Another area in which the 2016 resolutions have brought some clarification is the exemption of government-owned entities from the application of Federal Law 4/2012. Pursuant to Resolution 13/2016, an entity will be considered to be government owned within the meaning of the law if the federal government or the government of an emirates owns 50% of the entity. However, it is uncertain whether:
- one single government must hold at least 50% of the shares or different governments may cumulatively hold 50% of the shares; and
- the shares have to be held directly or may be held indirectly through holdings or subsidiaries.
Despite this uncertainty, it is reasonable to assume that it would be sufficient for shares to be held indirectly and for different governments cumulatively to hold at least 50% in the entity.
Further, Resolution 13/2016 does not determine whether the merger control provisions will apply if the merger involves a government-owned entity but the participation of the government or governments in the merged entity is less than 50%.
Status of committee
Pursuant to Federal Law 4/2012, the committee was to be formed by way of a cabinet resolution. While the relevant cabinet resolution has not yet been made publicly available, the committee has been appointed and convened at least four times. To date, it is unclear whether the committee is fully operational and whether it is accepting applications for exemptions or pre-approvals. Further, the fees that the committee may charge for processing applications have not been determined by law or regulation.
Moreover, it remains to be seen whether the committee will make its decisions public or issue them only to the concerned parties. In some jurisdictions, decisions on merger control are published to aid transparency and afford interested parties and their advisers a better understanding of how the competent authorities interpret and apply the relevant laws. Considering the lack of publication of administrative practices in the United Arab Emirates, the committee is unlikely to publish its decisions.
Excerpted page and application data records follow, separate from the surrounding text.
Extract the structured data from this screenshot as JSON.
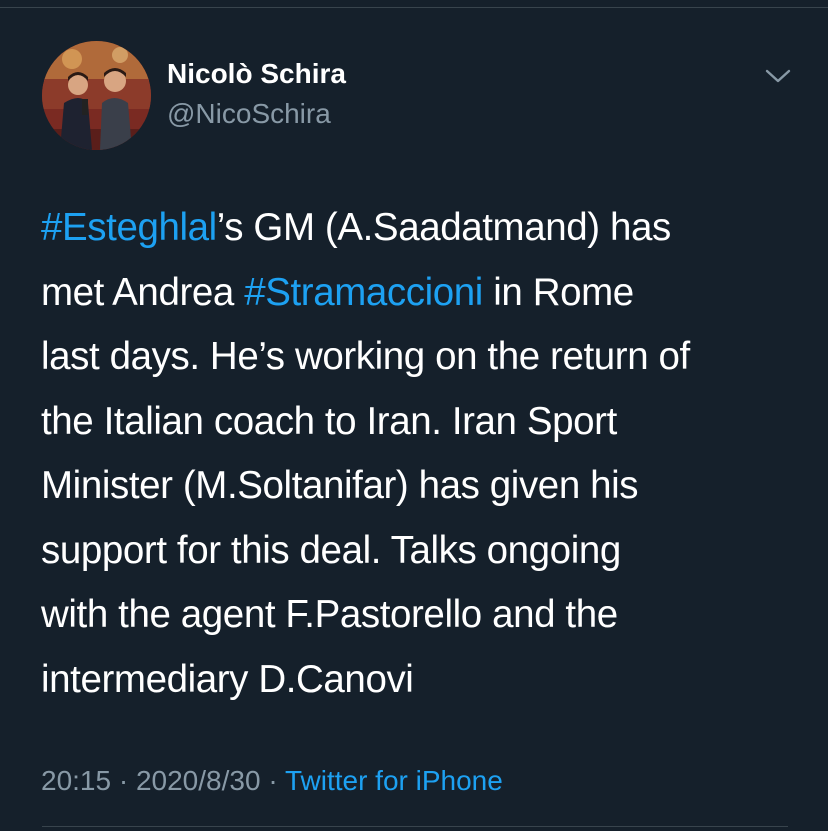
{
  "author": {
    "display_name": "Nicolò Schira",
    "handle": "@NicoSchira"
  },
  "tweet": {
    "part1_hashtag": "#Esteghlal",
    "part2": "’s GM (A.Saadatmand) has\nmet Andrea ",
    "part3_hashtag": "#Stramaccioni",
    "part4": " in Rome\nlast days. He’s working on the return of\nthe Italian coach to Iran. Iran Sport\nMinister (M.Soltanifar) has given his\nsupport for this deal. Talks ongoing\nwith the agent F.Pastorello and the\nintermediary D.Canovi"
  },
  "meta": {
    "time": "20:15",
    "separator1": " · ",
    "date": "2020/8/30",
    "separator2": " · ",
    "source": "Twitter for iPhone"
  },
  "icons": {
    "menu": "chevron-down-icon",
    "avatar": "profile-photo"
  },
  "colors": {
    "background": "#15202b",
    "text": "#ffffff",
    "secondary": "#8899a6",
    "accent": "#1da1f2"
  }
}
Despite some clarifications having been provided by Resolutions 13/2016 and 22/2016, considerable ambiguity remains in the interpretation and application of the UAE competition law regime. Therefore, it is difficult for the parties to a transaction to determine whether the envisaged transaction will require committee approval. To ensure that they do not violate the merger regulations, parties should consider involving the committee at an early stage if they suspect that the envisaged transaction may require approval.
Further, the parties to a transaction will also have to consider the possibility of the merger control provisions applying to their transaction in the transaction agreements. In particular, they will be well advised to make committee approval a condition precedent in the transaction.
For further information please contact please contact Nicolas Bremer at Alexander & Partner Rechtsanwälte by telephone (+49 30 8870 8567) or email ([email protected]). The Alexander & Partner Rechtsanwälte website can be accessed at www.alexander-partner.com.